Records for this exercise:
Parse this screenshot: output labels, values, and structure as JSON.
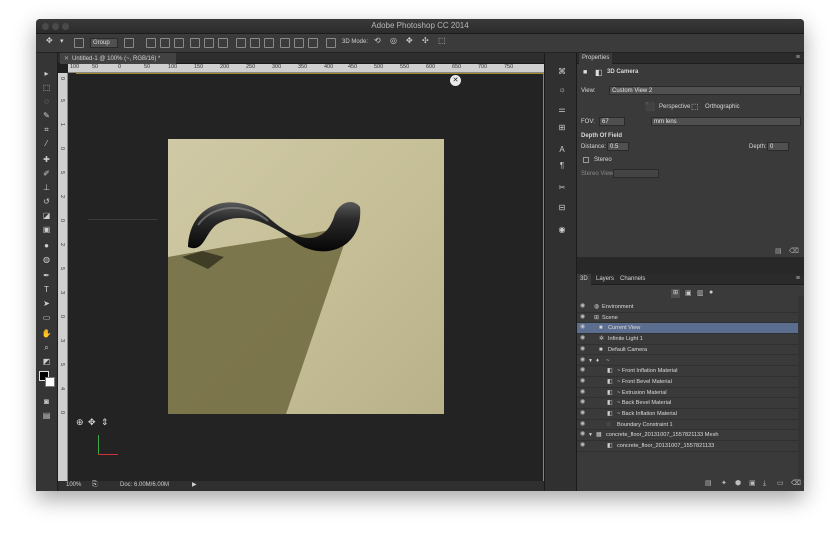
{
  "app": {
    "title": "Adobe Photoshop CC 2014"
  },
  "options_bar": {
    "group_select": "Group",
    "mode_label": "3D Mode:"
  },
  "document": {
    "tab_label": "Untitled-1 @ 100% (~, RGB/16) *",
    "zoom": "100%",
    "doc_info": "Doc: 6.00M/6.00M"
  },
  "ruler": {
    "top": [
      "100",
      "50",
      "0",
      "50",
      "100",
      "150",
      "200",
      "250",
      "300",
      "350",
      "400",
      "450",
      "500",
      "550",
      "600",
      "650",
      "700",
      "750",
      "800",
      "850",
      "900",
      "950",
      "1000",
      "1100",
      "1200",
      "1300"
    ],
    "left": [
      "0",
      "5",
      "1",
      "0",
      "5",
      "2",
      "0",
      "2",
      "5",
      "3",
      "0",
      "3",
      "5",
      "4",
      "0",
      "4",
      "5",
      "5",
      "0"
    ]
  },
  "properties": {
    "tab": "Properties",
    "section_title": "3D Camera",
    "view_label": "View:",
    "view_value": "Custom View 2",
    "perspective_label": "Perspective",
    "orthographic_label": "Orthographic",
    "fov_label": "FOV:",
    "fov_value": "67",
    "lens_value": "mm lens",
    "dof_title": "Depth Of Field",
    "distance_label": "Distance:",
    "distance_value": "0.5",
    "depth_label": "Depth:",
    "depth_value": "0",
    "stereo_label": "Stereo",
    "stereo_view_label": "Stereo View:"
  },
  "panel3d": {
    "tabs": [
      "3D",
      "Layers",
      "Channels"
    ],
    "rows": [
      {
        "label": "Environment",
        "indent": 0,
        "icon": "globe-icon"
      },
      {
        "label": "Scene",
        "indent": 0,
        "icon": "scene-icon"
      },
      {
        "label": "Current View",
        "indent": 1,
        "icon": "camera-icon",
        "selected": true
      },
      {
        "label": "Infinite Light 1",
        "indent": 1,
        "icon": "light-icon"
      },
      {
        "label": "Default Camera",
        "indent": 1,
        "icon": "camera-icon"
      },
      {
        "label": "~",
        "indent": 1,
        "icon": "mesh-icon"
      },
      {
        "label": "~ Front Inflation Material",
        "indent": 2,
        "icon": "material-icon"
      },
      {
        "label": "~ Front Bevel Material",
        "indent": 2,
        "icon": "material-icon"
      },
      {
        "label": "~ Extrusion Material",
        "indent": 2,
        "icon": "material-icon"
      },
      {
        "label": "~ Back Bevel Material",
        "indent": 2,
        "icon": "material-icon"
      },
      {
        "label": "~ Back Inflation Material",
        "indent": 2,
        "icon": "material-icon"
      },
      {
        "label": "Boundary Constraint 1",
        "indent": 2,
        "icon": "constraint-icon"
      },
      {
        "label": "concrete_floor_20131007_1557821133 Mesh",
        "indent": 1,
        "icon": "mesh-icon"
      },
      {
        "label": "concrete_floor_20131007_1557821133",
        "indent": 2,
        "icon": "material-icon"
      }
    ]
  },
  "colors": {
    "accent_guide": "#a08a2c",
    "selection": "#5c6e8f"
  }
}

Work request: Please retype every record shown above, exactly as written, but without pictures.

Solution:
Parse this screenshot: output labels, values, and structure as JSON.
{
  "app": {
    "title": "Adobe Photoshop CC 2014"
  },
  "options_bar": {
    "group_select": "Group",
    "mode_label": "3D Mode:"
  },
  "document": {
    "tab_label": "Untitled-1 @ 100% (~, RGB/16) *",
    "zoom": "100%",
    "doc_info": "Doc: 6.00M/6.00M"
  },
  "ruler": {
    "top": [
      "100",
      "50",
      "0",
      "50",
      "100",
      "150",
      "200",
      "250",
      "300",
      "350",
      "400",
      "450",
      "500",
      "550",
      "600",
      "650",
      "700",
      "750",
      "800",
      "850",
      "900",
      "950",
      "1000",
      "1100",
      "1200",
      "1300"
    ],
    "left": [
      "0",
      "5",
      "1",
      "0",
      "5",
      "2",
      "0",
      "2",
      "5",
      "3",
      "0",
      "3",
      "5",
      "4",
      "0",
      "4",
      "5",
      "5",
      "0"
    ]
  },
  "properties": {
    "tab": "Properties",
    "section_title": "3D Camera",
    "view_label": "View:",
    "view_value": "Custom View 2",
    "perspective_label": "Perspective",
    "orthographic_label": "Orthographic",
    "fov_label": "FOV:",
    "fov_value": "67",
    "lens_value": "mm lens",
    "dof_title": "Depth Of Field",
    "distance_label": "Distance:",
    "distance_value": "0.5",
    "depth_label": "Depth:",
    "depth_value": "0",
    "stereo_label": "Stereo",
    "stereo_view_label": "Stereo View:"
  },
  "panel3d": {
    "tabs": [
      "3D",
      "Layers",
      "Channels"
    ],
    "rows": [
      {
        "label": "Environment",
        "indent": 0,
        "icon": "globe-icon"
      },
      {
        "label": "Scene",
        "indent": 0,
        "icon": "scene-icon"
      },
      {
        "label": "Current View",
        "indent": 1,
        "icon": "camera-icon",
        "selected": true
      },
      {
        "label": "Infinite Light 1",
        "indent": 1,
        "icon": "light-icon"
      },
      {
        "label": "Default Camera",
        "indent": 1,
        "icon": "camera-icon"
      },
      {
        "label": "~",
        "indent": 1,
        "icon": "mesh-icon"
      },
      {
        "label": "~ Front Inflation Material",
        "indent": 2,
        "icon": "material-icon"
      },
      {
        "label": "~ Front Bevel Material",
        "indent": 2,
        "icon": "material-icon"
      },
      {
        "label": "~ Extrusion Material",
        "indent": 2,
        "icon": "material-icon"
      },
      {
        "label": "~ Back Bevel Material",
        "indent": 2,
        "icon": "material-icon"
      },
      {
        "label": "~ Back Inflation Material",
        "indent": 2,
        "icon": "material-icon"
      },
      {
        "label": "Boundary Constraint 1",
        "indent": 2,
        "icon": "constraint-icon"
      },
      {
        "label": "concrete_floor_20131007_1557821133 Mesh",
        "indent": 1,
        "icon": "mesh-icon"
      },
      {
        "label": "concrete_floor_20131007_1557821133",
        "indent": 2,
        "icon": "material-icon"
      }
    ]
  },
  "colors": {
    "accent_guide": "#a08a2c",
    "selection": "#5c6e8f"
  }
}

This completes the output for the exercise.